Let’s face it – life happens. Things come up, or you go out of town, and watering your bonsai tree slips your mind. Or maybe you’re diligent with your watering regime, and you end up inadvertently overwatering your tree.
Maybe you’re like me, and overfertilized a tree to death, or neglected to bring a subtropical tree inside when the weather dropped below 50 degrees. There are a hundred ways to make your bonsai tree die.
It’s important to understand that it’s possible to kill only a portion of your tree. For instance, a single branch may die off while the rest of the tree is healthy. So even if you see warning signs, your tree might still be alive.
Is Your Bonsai Tree Dead? Here are the Warning Signs.
Bonsai trees generally don’t die overnight. You’ll typically start noticing warning signs that trouble is ahead, and understanding what those warning signs are can help you course correct before it’s too late.
There are many normal reason for a tree’s color to change, including seasonal changes. But if the foliage on your tree begins to change for no apparent reason, it could be cause for concern.
On conifers, like Junipers, you may see the lush green color of the leaves start to become pale and dull. If this trend continues, it will eventually turn a yellowish brown color. Discoloration on conifers often happens when the tree isn’t receiving the required amount of light (e.g. when it’s living indoors). It can also happen if the tree doesn’t receive enough water and begins to dry out.
You might see something like this and think “is the branch on this bonsai tree dead?” It could be a sign that you’re overwatering your tree and causing the roots to rot from being constantly soaked in water.
For deciduous trees, like maples, discoloration in the foliage could be caused by continued exposure to the afternoon sun. This is known as leaf burn. Alternatively, like the conifers, under watering a deciduous tree will caused the leaves to dry up and eventually fall off completely.
Brittle Branches & Foliage
Changing consistency of foliage, going from soft and pliable to hard and brittle, is another red flag of trouble. Brittleness can also appear on branches. Branches that were once soft and pliable that become brittle could be dying.
Conifers keep their soft foliage year round, even in winter. Brittle foliage could be a sign of under watering. It could also be a sign that the tree isn’t getting enough light.
For deciduous trees, brittleness follows discoloration and happens before the tree starts dropping its dried up leaves. If this is happening outside of the normal cycle of the tree (e.g. deciduous trees naturally drop their leaves in the fall), then something may be wrong.
Checking for Life
If your tree is discolored or brittle, the next step is to check to see if the tree is still alive. Luckily, there is a simple way to test this, and you won’t need any special tools to do so.
The Fingernail Test
Look at your tree. The bark of your tree protects the life underneath it. To see if your tree (or a particular branch) is still alive, all we have to do is remove a small portion of the top brown bark to see if the next layer of the tree is green. Green is the color of life.
Start in an inconspicuous and scrape off a small portion of the bark with your fingernail. If you don’t find green under the surface, keep scratching.

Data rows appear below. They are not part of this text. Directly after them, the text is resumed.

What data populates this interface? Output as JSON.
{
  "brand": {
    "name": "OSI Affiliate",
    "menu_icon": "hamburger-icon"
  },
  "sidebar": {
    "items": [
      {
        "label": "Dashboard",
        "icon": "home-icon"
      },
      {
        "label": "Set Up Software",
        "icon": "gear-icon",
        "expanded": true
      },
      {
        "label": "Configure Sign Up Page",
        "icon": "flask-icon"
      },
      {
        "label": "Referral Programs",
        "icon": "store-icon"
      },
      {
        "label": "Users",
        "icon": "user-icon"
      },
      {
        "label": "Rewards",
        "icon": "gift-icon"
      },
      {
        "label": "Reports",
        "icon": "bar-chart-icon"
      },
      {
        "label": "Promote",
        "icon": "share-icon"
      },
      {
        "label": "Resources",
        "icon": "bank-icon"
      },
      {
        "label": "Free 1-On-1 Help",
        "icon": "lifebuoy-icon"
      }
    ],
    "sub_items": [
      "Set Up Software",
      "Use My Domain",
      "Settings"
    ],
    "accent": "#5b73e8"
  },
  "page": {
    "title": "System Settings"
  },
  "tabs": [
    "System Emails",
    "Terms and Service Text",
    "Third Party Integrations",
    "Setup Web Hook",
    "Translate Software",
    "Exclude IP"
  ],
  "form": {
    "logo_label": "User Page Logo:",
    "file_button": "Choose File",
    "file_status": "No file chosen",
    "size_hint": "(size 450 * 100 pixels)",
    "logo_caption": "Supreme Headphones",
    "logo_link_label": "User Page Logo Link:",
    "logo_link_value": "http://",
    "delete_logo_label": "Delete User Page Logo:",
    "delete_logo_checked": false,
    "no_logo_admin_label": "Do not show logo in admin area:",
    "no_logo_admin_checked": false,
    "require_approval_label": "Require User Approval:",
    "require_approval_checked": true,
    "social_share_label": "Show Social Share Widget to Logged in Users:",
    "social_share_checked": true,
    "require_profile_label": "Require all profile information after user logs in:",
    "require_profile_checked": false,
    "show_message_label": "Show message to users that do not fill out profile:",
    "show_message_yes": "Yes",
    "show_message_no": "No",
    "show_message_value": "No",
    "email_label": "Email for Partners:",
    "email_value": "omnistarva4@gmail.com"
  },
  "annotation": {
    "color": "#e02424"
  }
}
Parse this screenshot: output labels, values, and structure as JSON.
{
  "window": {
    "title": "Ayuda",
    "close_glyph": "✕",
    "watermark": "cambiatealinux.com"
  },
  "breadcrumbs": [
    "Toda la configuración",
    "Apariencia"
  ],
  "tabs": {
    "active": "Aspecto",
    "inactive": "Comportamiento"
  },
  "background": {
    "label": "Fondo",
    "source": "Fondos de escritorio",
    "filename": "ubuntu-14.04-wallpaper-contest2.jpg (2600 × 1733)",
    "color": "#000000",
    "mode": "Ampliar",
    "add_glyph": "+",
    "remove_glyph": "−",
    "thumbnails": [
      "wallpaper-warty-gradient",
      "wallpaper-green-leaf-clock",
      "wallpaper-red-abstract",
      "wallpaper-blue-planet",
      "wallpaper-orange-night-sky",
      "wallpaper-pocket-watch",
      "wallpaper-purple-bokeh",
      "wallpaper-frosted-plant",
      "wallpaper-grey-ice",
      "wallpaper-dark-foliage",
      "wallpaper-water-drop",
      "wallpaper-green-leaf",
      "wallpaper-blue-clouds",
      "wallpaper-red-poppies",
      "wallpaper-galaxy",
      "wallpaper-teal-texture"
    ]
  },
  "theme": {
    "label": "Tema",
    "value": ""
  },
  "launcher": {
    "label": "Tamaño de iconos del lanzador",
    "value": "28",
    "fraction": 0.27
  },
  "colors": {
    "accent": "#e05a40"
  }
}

When you get down to hardwood and don’t uncover green, your tree has died (or, at least that portion of it).
When checking a brach, start with the tip first. If it’s dead, then move back toward the trunk and try again. Sometimes branches die from the tip back, and if the end of the branch has died, you can cut back to the portion that still shows green.
Dead Branches as a Feature

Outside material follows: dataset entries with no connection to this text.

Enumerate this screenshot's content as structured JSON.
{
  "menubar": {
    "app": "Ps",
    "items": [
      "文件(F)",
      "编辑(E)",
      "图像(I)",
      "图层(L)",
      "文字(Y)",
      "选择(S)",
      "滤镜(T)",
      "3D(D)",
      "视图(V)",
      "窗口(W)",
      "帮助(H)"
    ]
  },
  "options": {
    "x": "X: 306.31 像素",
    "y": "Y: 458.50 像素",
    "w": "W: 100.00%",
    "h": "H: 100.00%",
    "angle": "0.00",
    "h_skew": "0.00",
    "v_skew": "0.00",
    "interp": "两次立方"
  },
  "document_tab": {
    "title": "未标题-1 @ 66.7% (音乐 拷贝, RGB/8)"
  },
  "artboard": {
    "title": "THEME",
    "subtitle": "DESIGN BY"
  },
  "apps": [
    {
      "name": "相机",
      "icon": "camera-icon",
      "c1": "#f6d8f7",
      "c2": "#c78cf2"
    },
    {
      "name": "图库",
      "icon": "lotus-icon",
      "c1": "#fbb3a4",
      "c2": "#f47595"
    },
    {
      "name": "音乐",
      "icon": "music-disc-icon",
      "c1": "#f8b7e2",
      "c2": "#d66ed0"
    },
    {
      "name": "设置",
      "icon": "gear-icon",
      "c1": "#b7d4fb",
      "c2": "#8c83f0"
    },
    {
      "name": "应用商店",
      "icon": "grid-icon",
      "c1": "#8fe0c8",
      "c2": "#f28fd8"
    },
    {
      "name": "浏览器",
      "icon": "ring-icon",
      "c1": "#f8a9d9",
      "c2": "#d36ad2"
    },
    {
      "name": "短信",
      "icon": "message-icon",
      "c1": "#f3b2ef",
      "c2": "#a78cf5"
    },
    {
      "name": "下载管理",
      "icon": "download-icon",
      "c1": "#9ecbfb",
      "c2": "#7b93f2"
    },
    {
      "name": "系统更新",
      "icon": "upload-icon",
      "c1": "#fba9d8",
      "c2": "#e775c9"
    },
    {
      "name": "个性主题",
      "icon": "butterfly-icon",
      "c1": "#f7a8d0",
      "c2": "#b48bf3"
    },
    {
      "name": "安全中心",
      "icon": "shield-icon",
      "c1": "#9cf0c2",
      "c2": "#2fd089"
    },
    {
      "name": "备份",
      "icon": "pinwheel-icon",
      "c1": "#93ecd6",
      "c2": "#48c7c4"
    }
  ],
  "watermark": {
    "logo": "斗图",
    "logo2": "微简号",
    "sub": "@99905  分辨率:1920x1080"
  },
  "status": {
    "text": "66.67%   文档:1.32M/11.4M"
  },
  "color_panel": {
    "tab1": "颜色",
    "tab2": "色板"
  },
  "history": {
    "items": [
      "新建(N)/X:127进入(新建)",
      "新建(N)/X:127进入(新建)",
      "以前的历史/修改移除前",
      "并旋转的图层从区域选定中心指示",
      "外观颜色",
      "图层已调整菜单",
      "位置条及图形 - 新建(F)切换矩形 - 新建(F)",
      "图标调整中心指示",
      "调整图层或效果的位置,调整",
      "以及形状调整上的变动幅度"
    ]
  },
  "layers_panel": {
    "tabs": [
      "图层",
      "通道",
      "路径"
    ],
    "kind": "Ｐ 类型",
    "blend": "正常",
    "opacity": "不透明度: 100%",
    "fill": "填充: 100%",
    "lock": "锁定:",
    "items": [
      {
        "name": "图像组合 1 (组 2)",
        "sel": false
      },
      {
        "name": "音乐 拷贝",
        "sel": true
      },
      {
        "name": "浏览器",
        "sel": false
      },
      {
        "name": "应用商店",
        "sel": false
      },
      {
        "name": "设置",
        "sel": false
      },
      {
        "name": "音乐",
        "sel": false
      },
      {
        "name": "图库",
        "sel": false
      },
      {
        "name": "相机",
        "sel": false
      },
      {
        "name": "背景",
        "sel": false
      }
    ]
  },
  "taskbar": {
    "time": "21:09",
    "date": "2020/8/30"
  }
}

If a branch on your tree has died, it might not be a bad thing after all. Often dead branches, often referred to as “deadwood,” become a feature of the tree rather than an issue with the tree.

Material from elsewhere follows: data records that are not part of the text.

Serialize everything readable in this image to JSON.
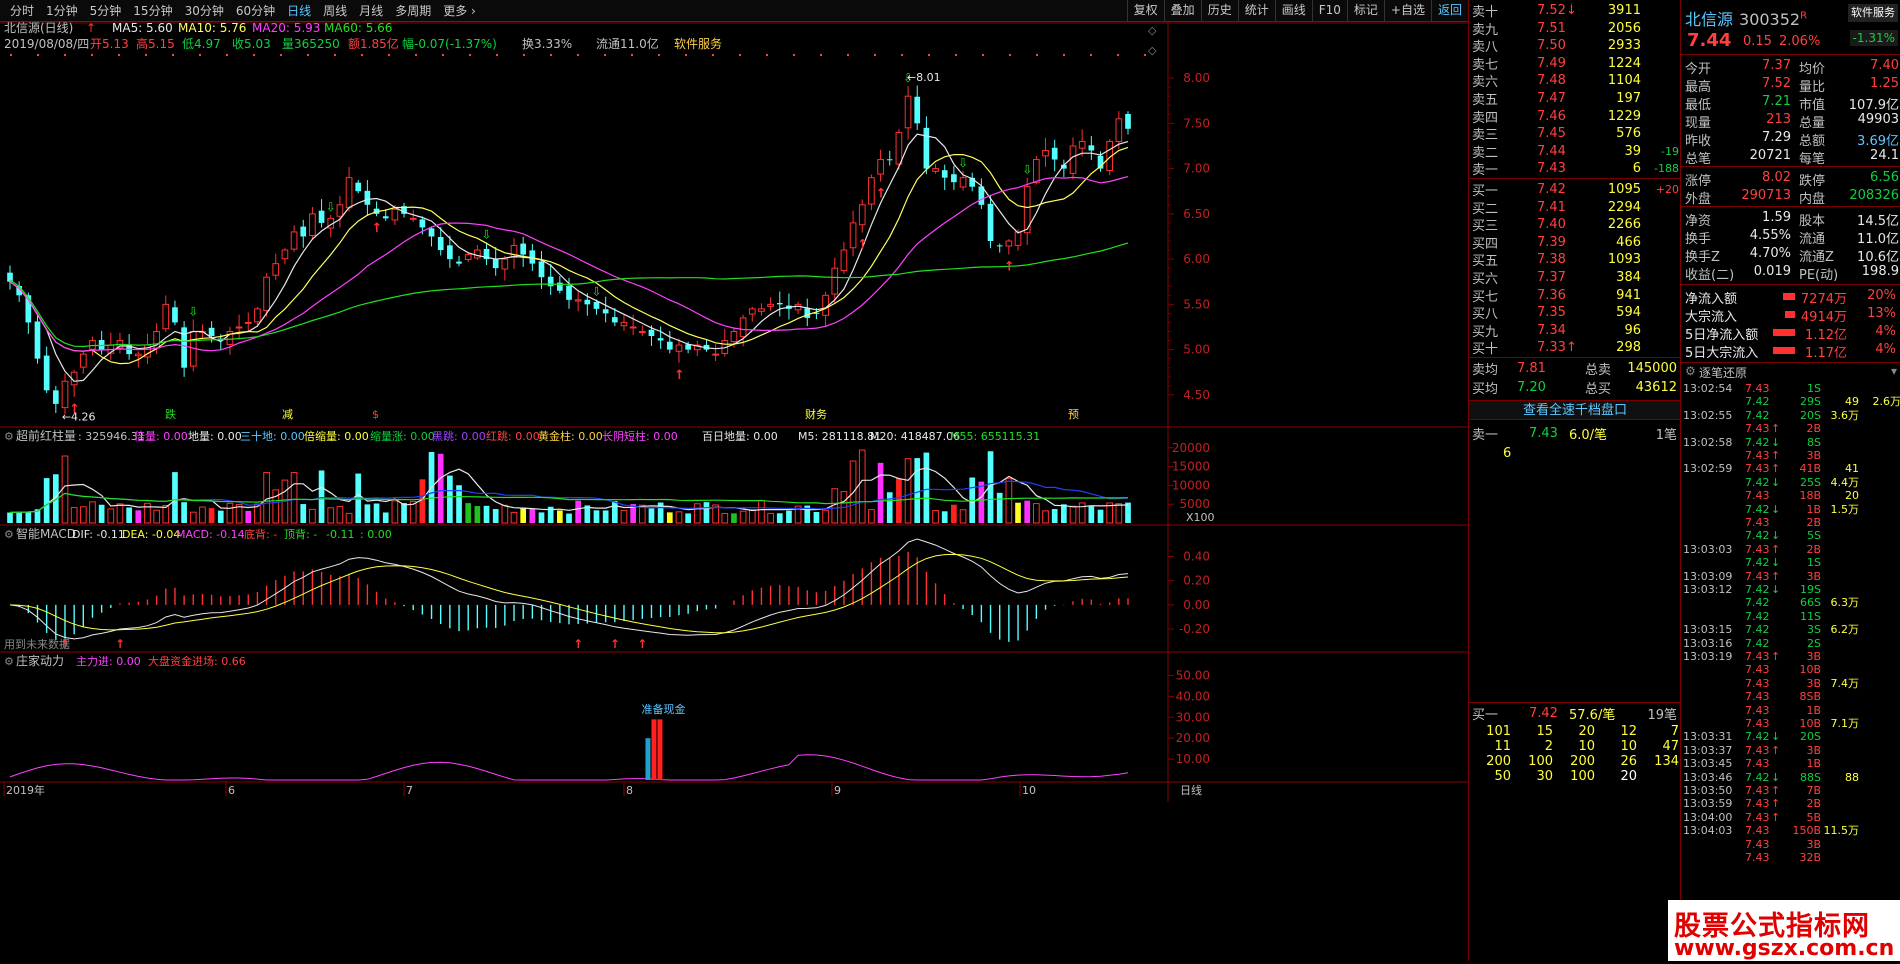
{
  "toolbar": {
    "tabs": [
      "分时",
      "1分钟",
      "5分钟",
      "15分钟",
      "30分钟",
      "60分钟",
      "日线",
      "周线",
      "月线",
      "多周期",
      "更多 ›"
    ],
    "active_tab": "日线",
    "right_buttons": [
      "复权",
      "叠加",
      "历史",
      "统计",
      "画线",
      "F10",
      "标记",
      "+自选",
      "返回"
    ]
  },
  "header": {
    "line1": {
      "name": "北信源(日线)",
      "ma5": "MA5: 5.60",
      "ma10": "MA10: 5.76",
      "ma20": "MA20: 5.93",
      "ma60": "MA60: 5.66"
    },
    "line2": {
      "date": "2019/08/08/四",
      "open": "开5.13",
      "high": "高5.15",
      "low": "低4.97",
      "close": "收5.03",
      "vol": "量365250",
      "amt": "额1.85亿",
      "chg": "幅-0.07(-1.37%)",
      "turn": "换3.33%",
      "float": "流通11.0亿",
      "sector": "软件服务"
    }
  },
  "price_axis": [
    "8.00",
    "7.50",
    "7.00",
    "6.50",
    "6.00",
    "5.50",
    "5.00",
    "4.50"
  ],
  "annotations": {
    "high": "8.01",
    "low": "4.26",
    "tags": [
      "跌",
      "减",
      "$",
      "财务",
      "预"
    ]
  },
  "vol_panel": {
    "title": "超前红柱量",
    "items": [
      {
        "label": ": 325946.31",
        "color": "#c0c0c0"
      },
      {
        "label": "倍量: 0.00",
        "color": "#ff40ff"
      },
      {
        "label": "地量: 0.00",
        "color": "#e8e8e8"
      },
      {
        "label": "三十地: 0.00",
        "color": "#5cc7ff"
      },
      {
        "label": "倍缩量: 0.00",
        "color": "#ffff40"
      },
      {
        "label": "缩量涨: 0.00",
        "color": "#10d040"
      },
      {
        "label": "黑跳: 0.00",
        "color": "#a040ff"
      },
      {
        "label": "红跳: 0.00",
        "color": "#ff4040"
      },
      {
        "label": "黄金柱: 0.00",
        "color": "#ffd040"
      },
      {
        "label": "长阴短柱: 0.00",
        "color": "#ff40ff"
      }
    ],
    "bairi": "百日地量: 0.00",
    "m5": "M5: 281118.81",
    "m20": "M20: 418487.06",
    "m55": "M55: 655115.31",
    "axis": [
      "20000",
      "15000",
      "10000",
      "5000"
    ],
    "unit": "X100"
  },
  "macd_panel": {
    "title": "智能MACD",
    "dif": "DIF: -0.11",
    "dea": "DEA: -0.04",
    "macd": "MACD: -0.14",
    "dibei": "底背: -",
    "dingbei": "顶背: -",
    "v1": "-0.11",
    "v2": ": 0.00",
    "axis": [
      "0.40",
      "0.20",
      "0.00",
      "-0.20"
    ],
    "note": "用到未来数据"
  },
  "zj_panel": {
    "title": "庄家动力",
    "a": "主力进: 0.00",
    "b": "大盘资金进场: 0.66",
    "axis": [
      "50.00",
      "40.00",
      "30.00",
      "20.00",
      "10.00"
    ],
    "label": "准备现金"
  },
  "x_axis": {
    "labels": [
      "2019年",
      "6",
      "7",
      "8",
      "9",
      "10"
    ],
    "period": "日线"
  },
  "orderbook": {
    "asks": [
      {
        "lbl": "卖十",
        "p": "7.52",
        "m": "↓",
        "v": "3911",
        "c": ""
      },
      {
        "lbl": "卖九",
        "p": "7.51",
        "v": "2056",
        "c": ""
      },
      {
        "lbl": "卖八",
        "p": "7.50",
        "v": "2933",
        "c": ""
      },
      {
        "lbl": "卖七",
        "p": "7.49",
        "v": "1224",
        "c": ""
      },
      {
        "lbl": "卖六",
        "p": "7.48",
        "v": "1104",
        "c": ""
      },
      {
        "lbl": "卖五",
        "p": "7.47",
        "v": "197",
        "c": ""
      },
      {
        "lbl": "卖四",
        "p": "7.46",
        "v": "1229",
        "c": ""
      },
      {
        "lbl": "卖三",
        "p": "7.45",
        "v": "576",
        "c": ""
      },
      {
        "lbl": "卖二",
        "p": "7.44",
        "v": "39",
        "c": "-19"
      },
      {
        "lbl": "卖一",
        "p": "7.43",
        "v": "6",
        "c": "-188"
      }
    ],
    "bids": [
      {
        "lbl": "买一",
        "p": "7.42",
        "v": "1095",
        "c": "+20"
      },
      {
        "lbl": "买二",
        "p": "7.41",
        "v": "2294",
        "c": ""
      },
      {
        "lbl": "买三",
        "p": "7.40",
        "v": "2266",
        "c": ""
      },
      {
        "lbl": "买四",
        "p": "7.39",
        "v": "466",
        "c": ""
      },
      {
        "lbl": "买五",
        "p": "7.38",
        "v": "1093",
        "c": ""
      },
      {
        "lbl": "买六",
        "p": "7.37",
        "v": "384",
        "c": ""
      },
      {
        "lbl": "买七",
        "p": "7.36",
        "v": "941",
        "c": ""
      },
      {
        "lbl": "买八",
        "p": "7.35",
        "v": "594",
        "c": ""
      },
      {
        "lbl": "买九",
        "p": "7.34",
        "v": "96",
        "c": ""
      },
      {
        "lbl": "买十",
        "p": "7.33",
        "m": "↑",
        "v": "298",
        "c": ""
      }
    ],
    "avg_sell": {
      "lbl": "卖均",
      "p": "7.81",
      "t": "总卖",
      "v": "145000"
    },
    "avg_buy": {
      "lbl": "买均",
      "p": "7.20",
      "t": "总买",
      "v": "43612"
    },
    "link": "查看全速千档盘口",
    "s1": {
      "lbl": "卖一",
      "p": "7.43",
      "per": "6.0/笔",
      "n": "1笔",
      "q": "6"
    },
    "b1": {
      "lbl": "买一",
      "p": "7.42",
      "per": "57.6/笔",
      "n": "19笔"
    },
    "queue": [
      [
        "101",
        "15",
        "20",
        "12",
        "7"
      ],
      [
        "11",
        "2",
        "10",
        "10",
        "47"
      ],
      [
        "200",
        "100",
        "200",
        "26",
        "134"
      ],
      [
        "50",
        "30",
        "100",
        "20",
        ""
      ]
    ]
  },
  "quote": {
    "name": "北信源",
    "code": "300352",
    "r": "R",
    "industry": "软件服务",
    "ind_chg": "-1.31%",
    "last": "7.44",
    "chg": "0.15",
    "pct": "2.06%",
    "rows": [
      [
        [
          "今开",
          "7.37",
          "red"
        ],
        [
          "均价",
          "7.40",
          "red"
        ]
      ],
      [
        [
          "最高",
          "7.52",
          "red"
        ],
        [
          "量比",
          "1.25",
          "red"
        ]
      ],
      [
        [
          "最低",
          "7.21",
          "grn"
        ],
        [
          "市值",
          "107.9亿",
          "wht"
        ]
      ],
      [
        [
          "现量",
          "213",
          "red"
        ],
        [
          "总量",
          "49903",
          "wht"
        ]
      ],
      [
        [
          "昨收",
          "7.29",
          "wht"
        ],
        [
          "总额",
          "3.69亿",
          "cyn"
        ]
      ],
      [
        [
          "总笔",
          "20721",
          "wht"
        ],
        [
          "每笔",
          "24.1",
          "wht"
        ]
      ],
      [
        [
          "涨停",
          "8.02",
          "red"
        ],
        [
          "跌停",
          "6.56",
          "grn"
        ]
      ],
      [
        [
          "外盘",
          "290713",
          "red"
        ],
        [
          "内盘",
          "208326",
          "grn"
        ]
      ],
      [
        [
          "净资",
          "1.59",
          "wht"
        ],
        [
          "股本",
          "14.5亿",
          "wht"
        ]
      ],
      [
        [
          "换手",
          "4.55%",
          "wht"
        ],
        [
          "流通",
          "11.0亿",
          "wht"
        ]
      ],
      [
        [
          "换手Z",
          "4.70%",
          "wht"
        ],
        [
          "流通Z",
          "10.6亿",
          "wht"
        ]
      ],
      [
        [
          "收益(二)",
          "0.019",
          "wht"
        ],
        [
          "PE(动)",
          "198.9",
          "wht"
        ]
      ]
    ],
    "flows": [
      {
        "lbl": "净流入额",
        "v": "7274万",
        "p": "20%",
        "w": 12
      },
      {
        "lbl": "大宗流入",
        "v": "4914万",
        "p": "13%",
        "w": 10
      },
      {
        "lbl": "5日净流入额",
        "v": "1.12亿",
        "p": "4%",
        "w": 22
      },
      {
        "lbl": "5日大宗流入",
        "v": "1.17亿",
        "p": "4%",
        "w": 22
      }
    ]
  },
  "ticks": {
    "title": "逐笔还原",
    "rows": [
      [
        "13:02:54",
        "7.43",
        "",
        "1S",
        "",
        ""
      ],
      [
        "",
        "7.42",
        "",
        "29S",
        "49",
        "2.6万"
      ],
      [
        "13:02:55",
        "7.42",
        "",
        "20S",
        "3.6万",
        ""
      ],
      [
        "",
        "7.43",
        "↑",
        "2B",
        "",
        ""
      ],
      [
        "13:02:58",
        "7.42",
        "↓",
        "8S",
        "",
        ""
      ],
      [
        "",
        "7.43",
        "↑",
        "3B",
        "",
        ""
      ],
      [
        "13:02:59",
        "7.43",
        "↑",
        "41B",
        "41",
        "",
        ""
      ],
      [
        "",
        "7.42",
        "↓",
        "25S",
        "4.4万",
        ""
      ],
      [
        "",
        "7.43",
        "",
        "18B",
        "20",
        ""
      ],
      [
        "",
        "7.42",
        "↓",
        "1B",
        "1.5万",
        ""
      ],
      [
        "",
        "7.43",
        "",
        "2B",
        "",
        ""
      ],
      [
        "",
        "7.42",
        "↓",
        "5S",
        "",
        ""
      ],
      [
        "13:03:03",
        "7.43",
        "↑",
        "2B",
        "",
        ""
      ],
      [
        "",
        "7.42",
        "↓",
        "1S",
        "",
        ""
      ],
      [
        "13:03:09",
        "7.43",
        "↑",
        "3B",
        "",
        ""
      ],
      [
        "13:03:12",
        "7.42",
        "↓",
        "19S",
        "",
        ""
      ],
      [
        "",
        "7.42",
        "",
        "66S",
        "6.3万",
        ""
      ],
      [
        "",
        "7.42",
        "",
        "11S",
        "",
        ""
      ],
      [
        "13:03:15",
        "7.42",
        "",
        "3S",
        "6.2万",
        ""
      ],
      [
        "13:03:16",
        "7.42",
        "",
        "2S",
        "",
        ""
      ],
      [
        "13:03:19",
        "7.43",
        "↑",
        "3B",
        "",
        ""
      ],
      [
        "",
        "7.43",
        "",
        "10B",
        "",
        ""
      ],
      [
        "",
        "7.43",
        "",
        "3B",
        "7.4万",
        ""
      ],
      [
        "",
        "7.43",
        "",
        "8SB",
        "",
        ""
      ],
      [
        "",
        "7.43",
        "",
        "1B",
        "",
        ""
      ],
      [
        "",
        "7.43",
        "",
        "10B",
        "7.1万",
        ""
      ],
      [
        "13:03:31",
        "7.42",
        "↓",
        "20S",
        "",
        ""
      ],
      [
        "13:03:37",
        "7.43",
        "↑",
        "3B",
        "",
        ""
      ],
      [
        "13:03:45",
        "7.43",
        "",
        "1B",
        "",
        ""
      ],
      [
        "13:03:46",
        "7.42",
        "↓",
        "88S",
        "88",
        ""
      ],
      [
        "13:03:50",
        "7.43",
        "↑",
        "7B",
        "",
        ""
      ],
      [
        "13:03:59",
        "7.43",
        "↑",
        "2B",
        "",
        ""
      ],
      [
        "13:04:00",
        "7.43",
        "↑",
        "5B",
        "",
        ""
      ],
      [
        "13:04:03",
        "7.43",
        "",
        "150B",
        "11.5万",
        ""
      ],
      [
        "",
        "7.43",
        "",
        "3B",
        "",
        ""
      ],
      [
        "",
        "7.43",
        "",
        "32B",
        "",
        ""
      ]
    ]
  },
  "watermark": {
    "line1": "股票公式指标网",
    "line2": "www.gszx.com.cn"
  },
  "chart_data": {
    "type": "candlestick",
    "ylim": [
      4.2,
      8.2
    ],
    "ma5_label": "MA5",
    "ma10_label": "MA10",
    "ma20_label": "MA20",
    "ma60_label": "MA60",
    "colors": {
      "up": "#ff3030",
      "down": "#54ffff",
      "ma5": "#e8e8e8",
      "ma10": "#ffff60",
      "ma20": "#ff40ff",
      "ma60": "#20e020"
    }
  }
}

In fact, all of the most famous juniper bonsai in the world have considerable deadwood incorporated in their design. The deadwood is dyed white to contrast the living tissue that remains.
Even if your bonsai tree has died, all is not lost. Now you have a new pot for your collection, and hopefully some knowledge of what you did wrong so you can change how you approach bonsai tree care next time. Try not to get discouraged, every hobbyist asks the tough question “is my bonsai tree dead?” at least a few times in their journey to bonsai greatness.